Tell your doctor about all the medicines you take, including prescription and over-the-counter medicines, vitamins, and herbal supplements. Know the medicines you take. Keep a list of them to show your doctor and pharmacist when you get a new medicine.
What are the possible side effects of GEMTESA?
GEMTESA may cause serious side effects including the inability to empty your bladder (urinary retention). GEMTESA may increase your chances of not being able to empty your bladder, especially if you have bladder outlet obstruction or take other medicines for treatment of overactive bladder. Tell your doctor right away if you are unable to empty your bladder.
The most common side effects of GEMTESA include headache, urinary tract infection, nasal congestion, sore throat or runny nose, diarrhea, nausea, and upper respiratory tract infection. These are not all the possible side effects of GEMTESA. For more information, ask your doctor or pharmacist.
Call your doctor for medical advice about side effects. You may report side effects to FDA at 1-800-FDA-1088.

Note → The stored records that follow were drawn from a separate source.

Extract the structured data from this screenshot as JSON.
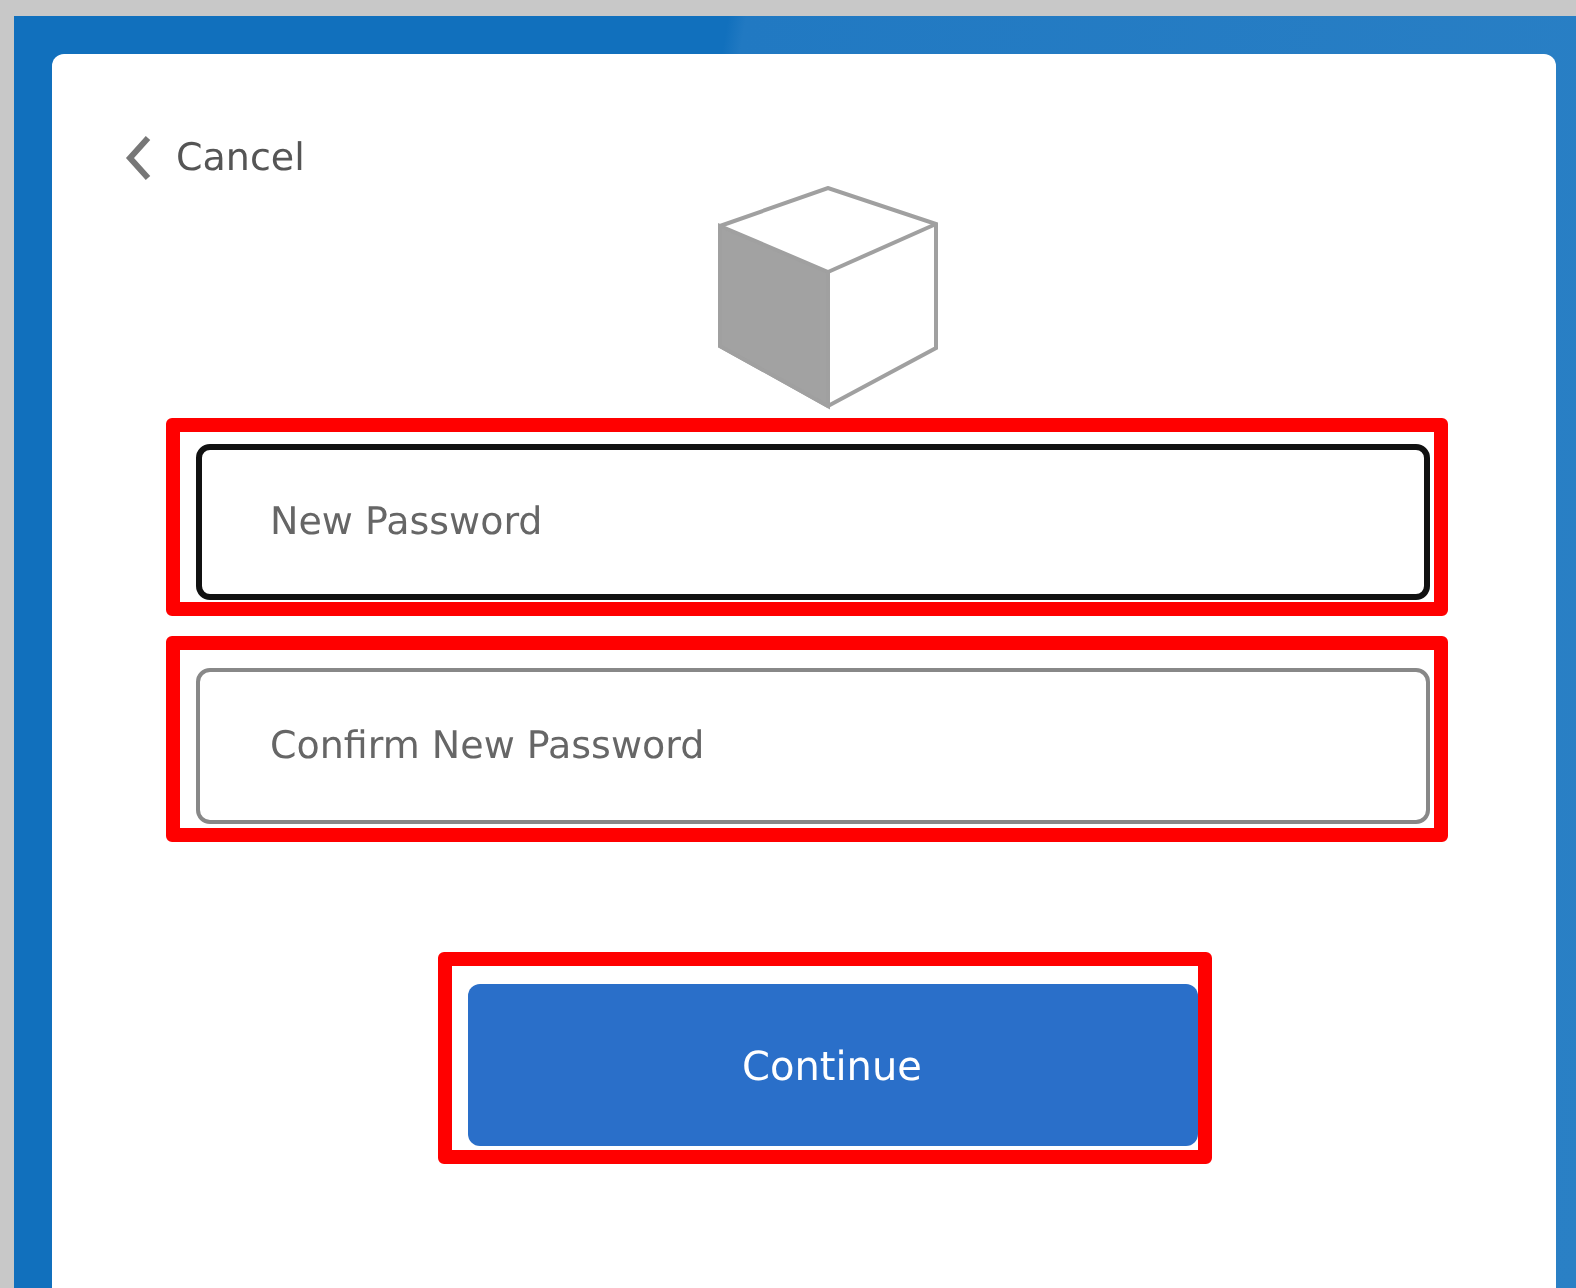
{
  "cancel": {
    "label": "Cancel"
  },
  "fields": [
    {
      "placeholder": "New Password",
      "focused": true,
      "highlighted": true
    },
    {
      "placeholder": "Confirm New Password",
      "focused": false,
      "highlighted": true
    }
  ],
  "continue_button": {
    "label": "Continue",
    "highlighted": true
  }
}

Please click here for full Product Information for GEMTESA.